One of the primary drivers behind this idea is Warren’s commitment to cultivating a healthy campus, Bruder said.

“The emphasis on those improved walking and biking trails is to provide a healthy space, but also to make the campus a more enjoyable place to be,” Bruder said. “Our favorite parts of campus are not the areas that have big surface parking lots.”

Though exact pathways aren’t plotted, the university has allocated funds and has a conceptual vision for these enabling projects, which will span not only across front campus, but the university as a whole.

Parking decks and downtown connector

Phase 1 of the Master Plan lists a “Main Street multi-use parking structure” as one of the enabling projects.

A parking deck is predicted to be built on front campus, near the new Business Administration Building. Another falls into the “downtown connector” district, where the interdisciplinary studios and retail space will be housed; this parking deck will be between Lincoln Street and Willow Street.

Bruder said the idea of the downtown connector parking deck is to aid the northwest part of campus where parking space is lacking. He added this would benefit businesses downtown.

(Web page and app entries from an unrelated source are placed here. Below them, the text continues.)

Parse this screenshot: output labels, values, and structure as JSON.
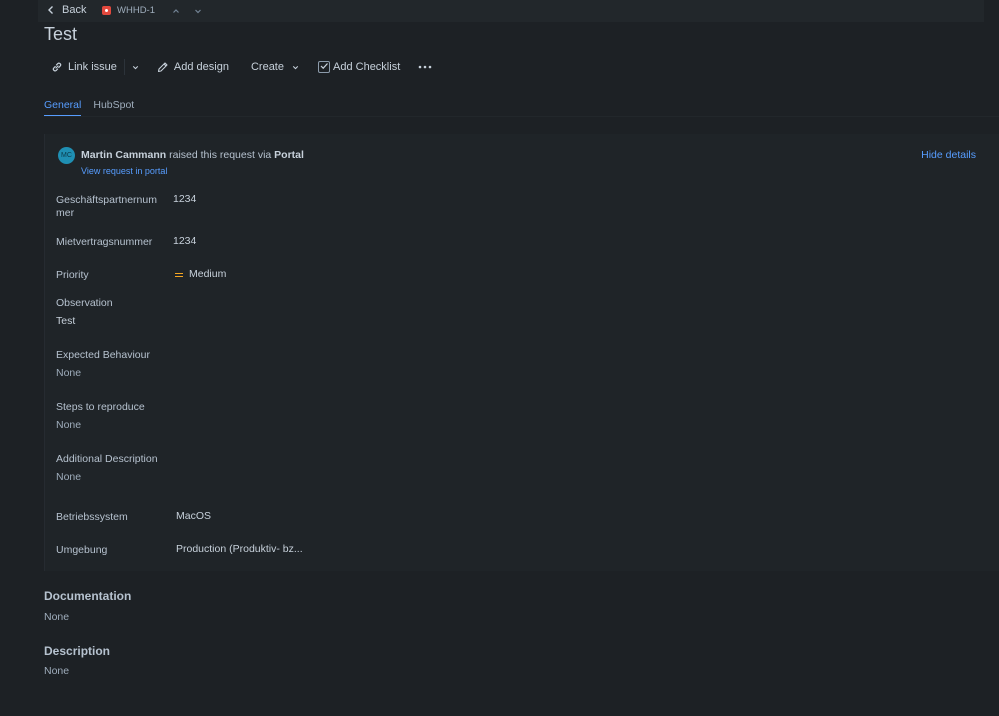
{
  "topbar": {
    "back_label": "Back",
    "issue_key": "WHHD-1",
    "icons": [
      "chevron-left-icon",
      "issue-type-icon",
      "chevron-up-icon",
      "chevron-down-icon"
    ]
  },
  "title": "Test",
  "toolbar": {
    "link_issue": "Link issue",
    "add_design": "Add design",
    "create": "Create",
    "add_checklist": "Add Checklist"
  },
  "tabs": [
    {
      "label": "General",
      "active": true
    },
    {
      "label": "HubSpot",
      "active": false
    }
  ],
  "request": {
    "avatar_initials": "MC",
    "requester": "Martin Cammann",
    "raised_text": "raised this request via",
    "channel": "Portal",
    "view_link": "View request in portal",
    "hide_details": "Hide details"
  },
  "fields": {
    "partner_label_1": "Geschäftspartnernum",
    "partner_label_2": "mer",
    "partner_value": "1234",
    "contract_label": "Mietvertragsnummer",
    "contract_value": "1234",
    "priority_label": "Priority",
    "priority_value": "Medium",
    "observation_label": "Observation",
    "observation_value": "Test",
    "expected_label": "Expected Behaviour",
    "expected_value": "None",
    "steps_label": "Steps to reproduce",
    "steps_value": "None",
    "additional_label": "Additional Description",
    "additional_value": "None",
    "os_label": "Betriebssystem",
    "os_value": "MacOS",
    "env_label": "Umgebung",
    "env_value": "Production (Produktiv- bz..."
  },
  "documentation": {
    "heading": "Documentation",
    "value": "None"
  },
  "description": {
    "heading": "Description",
    "value": "None"
  },
  "colors": {
    "accent": "#579dff",
    "background": "#1d2125",
    "priority_medium": "#f5a623",
    "avatar": "#1f8fb3"
  }
}
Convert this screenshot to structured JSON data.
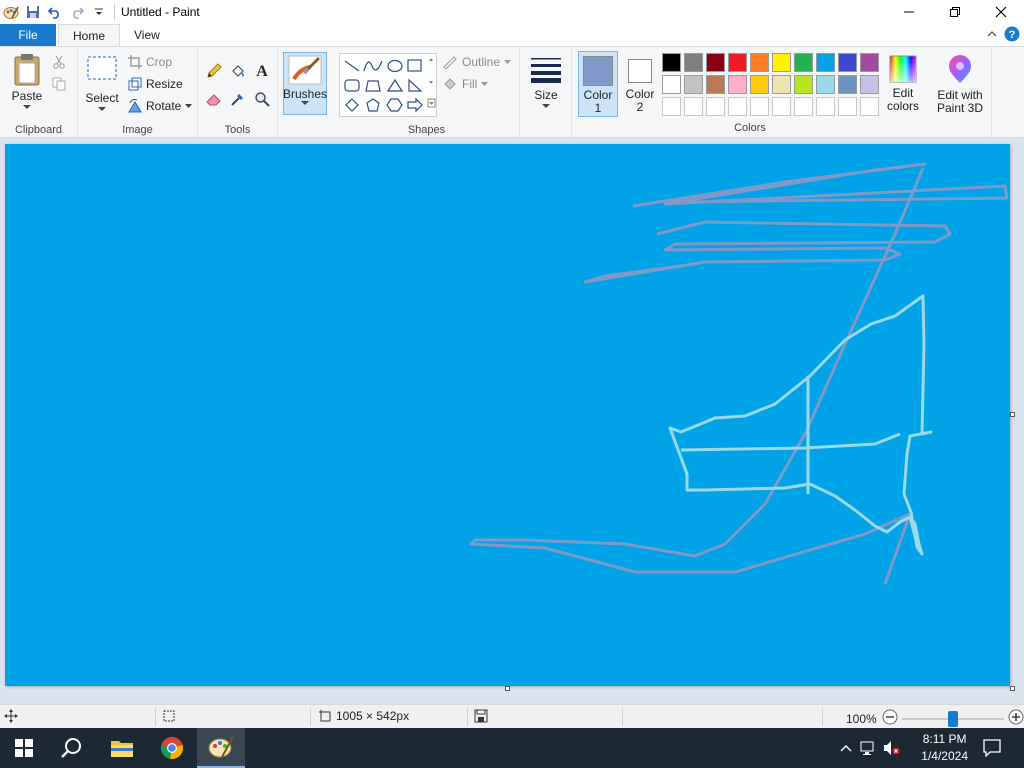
{
  "app": {
    "title": "Untitled - Paint"
  },
  "tabs": {
    "file": "File",
    "home": "Home",
    "view": "View"
  },
  "clipboard": {
    "paste": "Paste",
    "label": "Clipboard",
    "cut_icon": "scissors-icon",
    "copy_icon": "copy-icon"
  },
  "image": {
    "select": "Select",
    "crop": "Crop",
    "resize": "Resize",
    "rotate": "Rotate",
    "label": "Image"
  },
  "tools": {
    "label": "Tools",
    "items": [
      "pencil-icon",
      "fill-icon",
      "text-icon",
      "eraser-icon",
      "color-picker-icon",
      "magnifier-icon"
    ]
  },
  "brushes": {
    "label": "Brushes"
  },
  "shapes": {
    "label": "Shapes",
    "outline": "Outline",
    "fill": "Fill"
  },
  "size": {
    "label": "Size"
  },
  "colors": {
    "label": "Colors",
    "color1_line1": "Color",
    "color1_line2": "1",
    "color2_line1": "Color",
    "color2_line2": "2",
    "color1_value": "#7f9ac9",
    "color2_value": "#ffffff",
    "edit_colors_line1": "Edit",
    "edit_colors_line2": "colors",
    "paint3d_line1": "Edit with",
    "paint3d_line2": "Paint 3D",
    "palette_row1": [
      "#000000",
      "#7f7f7f",
      "#880015",
      "#ed1c24",
      "#ff7f27",
      "#fff200",
      "#22b14c",
      "#00a2e8",
      "#3f48cc",
      "#a349a4"
    ],
    "palette_row2": [
      "#ffffff",
      "#c3c3c3",
      "#b97a57",
      "#ffaec9",
      "#ffc90e",
      "#efe4b0",
      "#b5e61d",
      "#99d9ea",
      "#7092be",
      "#c8bfe7"
    ]
  },
  "canvas": {
    "background": "#00a2e8"
  },
  "status": {
    "dimensions": "1005 × 542px",
    "zoom": "100%",
    "zoom_level": 1.0
  },
  "taskbar": {
    "time": "8:11 PM",
    "date": "1/4/2024"
  }
}
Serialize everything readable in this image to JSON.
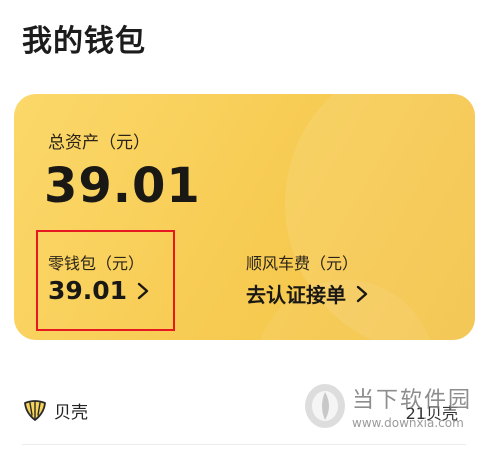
{
  "page": {
    "title": "我的钱包"
  },
  "card": {
    "total_label": "总资产（元）",
    "total_value": "39.01",
    "change_label": "零钱包（元）",
    "change_value": "39.01",
    "ride_label": "顺风车费（元）",
    "ride_action": "去认证接单",
    "highlight_color": "#e5191f"
  },
  "shell": {
    "label": "贝壳",
    "value": "21贝壳",
    "icon": "shell-icon"
  },
  "watermark": {
    "name": "当下软件园",
    "url": "www.downxia.com"
  },
  "colors": {
    "card_gradient_start": "#fbd86a",
    "card_gradient_end": "#f3c142"
  }
}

“It would be a great opportunity to partner with the city because we need parking Monday through Thursday during the day for classes, and the downtown restaurants could use it evenings and weekends,” Bruder said.

Bowling agreed, and he said based off of what he’s seen in proposals for the Master Plan, the idea is to consolidate campus and make it denser, moving the population center of campus closer to downtown.

“Just that density and number of people drives more businesses, customers and sense of place to the west edge of campus and downtown — that allows the synergy of the downtown and campus to really be utilized to help drive both the missions and goals of the city, as well as the university,” Bowling said.

Beyond bricks and mortar

On first glance, the Master Plan appears to address an enhanced campus from an architectural perspective.

“The way a campus looks and feels does influence a prospective student’s decision to attend a place,” Bruder said. “That’s why we try to make it as attractive as possible.”

However, one of the goals outlined in the Master Plan draft is “cutting-edge teaching and learning environments.”

Elwin Robison, a professor in the architecture program, said he’s noticed a lack of large-scale lecture classrooms in his 33 years at Kent State, which he hopes Master Plan organizers will implement.

“As unfortunate as they are sometimes, the reality is if we’re going to be a state school, we’re going to have to have large classes for the 100 and 200-level classes,” he said. “Hopefully they will be large rooms that function well … with good acoustics so that you can actually teach effectively.”

Based on his knowledge of the Master Plan proposals so far, he said he believes the physical changes to campus will support learning spaces.

“Along with the interest with the campus (Master) Plan, there’s a real change in the university right now,” he said. “We are bringing faculty on board now who have a much wider vision than existed 30 years ago. We were a little bit of an insular community, and I think we’re much more part of a worldwide scholarly community now. I think some of the physical changes of the campus are paralleling.”

Bruder said the architectural plans will certainly enhance the educational goals President Warren holds for the university.

“Part of this process was actually a very detailed and technical analysis of our classroom utilization and teaching styles,” Bruder said. “The research component is another thing Dr. that Warren has stressed. … We are looking at a dedicated research facility, and as we want to attract top-notch scientists and faculty, we need to have the facilities to support that.”

Valerie Royzman is an administration reporter. Contact her at [email protected]